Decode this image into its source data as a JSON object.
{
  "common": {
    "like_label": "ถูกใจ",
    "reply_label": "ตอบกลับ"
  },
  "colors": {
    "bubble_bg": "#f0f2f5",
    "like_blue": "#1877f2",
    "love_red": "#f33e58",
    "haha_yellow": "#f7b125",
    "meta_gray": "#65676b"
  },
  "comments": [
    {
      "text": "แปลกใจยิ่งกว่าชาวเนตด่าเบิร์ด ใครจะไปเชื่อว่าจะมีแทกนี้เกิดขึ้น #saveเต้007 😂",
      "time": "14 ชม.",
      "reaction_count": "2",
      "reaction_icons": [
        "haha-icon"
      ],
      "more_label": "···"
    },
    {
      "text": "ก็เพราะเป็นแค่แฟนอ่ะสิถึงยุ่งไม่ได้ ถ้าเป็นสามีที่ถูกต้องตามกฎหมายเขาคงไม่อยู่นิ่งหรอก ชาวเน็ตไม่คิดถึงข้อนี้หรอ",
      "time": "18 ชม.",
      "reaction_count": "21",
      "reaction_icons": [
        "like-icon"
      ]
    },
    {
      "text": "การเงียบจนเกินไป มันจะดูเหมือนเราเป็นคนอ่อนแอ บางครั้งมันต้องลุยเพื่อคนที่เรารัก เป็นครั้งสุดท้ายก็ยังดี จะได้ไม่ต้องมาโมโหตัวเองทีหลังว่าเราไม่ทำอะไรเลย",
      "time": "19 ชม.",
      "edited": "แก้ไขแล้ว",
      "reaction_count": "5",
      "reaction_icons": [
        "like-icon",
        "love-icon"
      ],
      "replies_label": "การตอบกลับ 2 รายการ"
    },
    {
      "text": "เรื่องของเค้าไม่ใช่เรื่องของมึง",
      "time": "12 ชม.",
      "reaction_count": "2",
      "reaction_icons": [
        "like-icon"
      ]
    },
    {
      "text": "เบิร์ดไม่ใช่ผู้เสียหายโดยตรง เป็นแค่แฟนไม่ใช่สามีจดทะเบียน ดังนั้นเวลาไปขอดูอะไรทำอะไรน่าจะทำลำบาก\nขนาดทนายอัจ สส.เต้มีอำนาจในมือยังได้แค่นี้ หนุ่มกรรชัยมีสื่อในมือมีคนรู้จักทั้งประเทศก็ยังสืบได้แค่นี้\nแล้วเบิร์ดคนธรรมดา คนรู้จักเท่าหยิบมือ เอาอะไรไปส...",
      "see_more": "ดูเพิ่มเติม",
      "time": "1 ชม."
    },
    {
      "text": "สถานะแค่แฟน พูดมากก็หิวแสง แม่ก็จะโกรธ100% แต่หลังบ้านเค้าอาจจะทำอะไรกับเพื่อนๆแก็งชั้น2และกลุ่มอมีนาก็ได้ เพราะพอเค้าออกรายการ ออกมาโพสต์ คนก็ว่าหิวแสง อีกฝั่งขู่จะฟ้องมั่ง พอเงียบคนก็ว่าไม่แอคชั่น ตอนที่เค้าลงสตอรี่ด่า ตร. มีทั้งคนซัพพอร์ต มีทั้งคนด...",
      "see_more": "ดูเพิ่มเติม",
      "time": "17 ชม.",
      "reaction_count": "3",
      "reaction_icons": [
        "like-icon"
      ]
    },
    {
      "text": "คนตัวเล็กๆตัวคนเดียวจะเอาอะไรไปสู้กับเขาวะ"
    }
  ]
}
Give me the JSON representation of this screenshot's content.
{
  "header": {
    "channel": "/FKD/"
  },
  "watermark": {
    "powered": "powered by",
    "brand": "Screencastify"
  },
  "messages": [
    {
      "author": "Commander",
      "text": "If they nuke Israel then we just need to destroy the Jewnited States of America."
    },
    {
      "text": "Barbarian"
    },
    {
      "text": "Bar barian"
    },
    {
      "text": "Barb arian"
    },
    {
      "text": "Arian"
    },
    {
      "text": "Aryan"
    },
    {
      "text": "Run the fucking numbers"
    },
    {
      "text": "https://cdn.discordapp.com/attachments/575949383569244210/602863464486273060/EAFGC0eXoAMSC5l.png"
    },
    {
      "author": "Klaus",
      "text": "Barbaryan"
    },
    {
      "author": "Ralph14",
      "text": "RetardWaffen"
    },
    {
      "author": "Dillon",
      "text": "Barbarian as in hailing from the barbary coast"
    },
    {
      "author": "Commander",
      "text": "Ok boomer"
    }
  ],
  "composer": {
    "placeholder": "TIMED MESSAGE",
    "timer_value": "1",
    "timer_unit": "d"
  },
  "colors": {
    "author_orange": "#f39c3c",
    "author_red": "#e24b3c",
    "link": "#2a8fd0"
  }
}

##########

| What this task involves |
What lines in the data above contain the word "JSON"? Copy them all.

| Problem solution |
Decode this image into its source data as a JSON object.
Give me the JSON representation of this screenshot's content.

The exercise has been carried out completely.